Conquering the Belgian cycling routes
Are you in love with cycling, and just waiting for one thing: getting on your bike to get your energy up, set off to explore new roads and fascinating landscapes? In that case, you need to know the dedicated bike routes that will allow you to ride safely according to your level.
To help you with choosing the right path, Rask suggests you some tracks ...
At the beginning, you could get your hands on the few roads behind the park of Tervuren, at the departure of the "National Golf", the Golf of Sterrebeek, or explore the forest of Soignes from the station of Groenendael. The latter is composed of roads suitable for bicycles and several paths dedicated to mountain bikes and on which getting lost is a real pleasure. The same goes for the domain of the Château de la Hulpe, which hosts a number of ideal paths for cyclists and mountain bikers.
If you want to take your performance to the next level, there is the F3; a bicycle path that takes you into the city centre of Leuven. Running along the railway for 30 kilometres, this route is very flat and therefore very accessible.
Still starting from the capital, you could take a 70-kilometre route to Boom, a village in the province of Antwerp. Along the canal, it is almost completely flat and easily accessible.
Of course, there are large numbers of cycling circuits located outside the Belgian capital.
- You will find, for example, a path along the canal around Ronquière.
- You might just as well venture to the surroundings of Nivelles, on paths at the crossroads of fields and beautiful landscapes.
- There are also a number of roads in the vicinity of Sint-Pieters-Leeuw that can be reached by following the canal from Brussels all the way to the south.

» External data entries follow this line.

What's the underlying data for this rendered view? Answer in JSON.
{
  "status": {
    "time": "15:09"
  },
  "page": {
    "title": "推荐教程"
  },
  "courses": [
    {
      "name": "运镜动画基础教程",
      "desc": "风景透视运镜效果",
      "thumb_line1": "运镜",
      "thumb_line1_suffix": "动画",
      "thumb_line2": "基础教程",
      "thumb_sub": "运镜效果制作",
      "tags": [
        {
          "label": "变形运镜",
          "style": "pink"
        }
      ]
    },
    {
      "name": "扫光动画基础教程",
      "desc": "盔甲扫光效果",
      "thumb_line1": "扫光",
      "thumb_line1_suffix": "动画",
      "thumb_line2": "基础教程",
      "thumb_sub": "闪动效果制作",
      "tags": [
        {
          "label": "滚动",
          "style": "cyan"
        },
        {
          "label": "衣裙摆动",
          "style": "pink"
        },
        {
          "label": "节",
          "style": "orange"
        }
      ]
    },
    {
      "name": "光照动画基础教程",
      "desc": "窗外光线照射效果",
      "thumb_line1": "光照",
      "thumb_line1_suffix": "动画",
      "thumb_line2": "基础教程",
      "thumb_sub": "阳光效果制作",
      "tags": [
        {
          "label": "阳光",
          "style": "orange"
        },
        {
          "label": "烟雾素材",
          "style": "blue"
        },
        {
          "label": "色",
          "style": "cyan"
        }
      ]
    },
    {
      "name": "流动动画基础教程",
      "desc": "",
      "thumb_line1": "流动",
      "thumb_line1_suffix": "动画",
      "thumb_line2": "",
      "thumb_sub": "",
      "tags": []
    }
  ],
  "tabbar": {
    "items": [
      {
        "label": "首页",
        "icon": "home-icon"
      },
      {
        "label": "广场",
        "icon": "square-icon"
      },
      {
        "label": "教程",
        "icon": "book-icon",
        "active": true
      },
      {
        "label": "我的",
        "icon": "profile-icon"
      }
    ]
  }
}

- For a more intense getaway with more hills, you can discover the very beautiful course located along the golf of Bercuit, near Wavre.
- Numerous Ravels have left here and there throughout Belgium, from Namur to Holland and from the North Sea to Brussels. For more ideas and inspirations, do not hesitate to visit the Ravels de Wallonie website by clicking here. (link to the site: https://ravel.wallonie.be)
- The most daring among us will also be able to embark on an even more ambitious adventure by joining the North Sea from Brussels, at the bend of Gent and Bruges. A 100-kilometre cycle path has been built along the canal between these two cities specifically for this purpose.
To plan your bike trips and adapt them to your level and to always discover new places to explore, some websites and applications are certainly worth to be examined. Rask has listed some of them for you:
- Komoot (link to: https://www.komoot.fr/guide/559/itineraires-en-velo-de-course-en-belgique) offers you many tours for free according to your desires in terms of time, difficulty, distance and starting point. All you have to do is enter your preferences into the application and it will suggest suitable routes. The tool also indicates the elevation difference for each route.
If you don't need this data, just consider that up to 100 meters of elevation gain per 10 kilometres, the route is relatively easy and accessible; above this measurement, the route is hilly and therefore become more difficult.
- The Strava application (https://www.strava.com/) is also very powerful and allows you to see the comments of cyclists who have already ridden the suggested route. The only disadvantage of this tool is that you will have to subscribe to it to take full advantage of it.
- Garmin offers you tools for creating itineraries: you indicate your starting point, the distance you would like to ride and the direction you want to go. Consequently, the application will suggest nice tours to ride according to your expectations. However, in order to take full advantage of the tool, you will need to create an account. If you have a connected watch or a GPS, you could then download these routes or save them on your device.
Oh yes and by the way ... one last advice: don't hesitate to get lost! The most beautiful path is probably the one that you discover by yourself when you leave the circuit to venture into forests or country roads...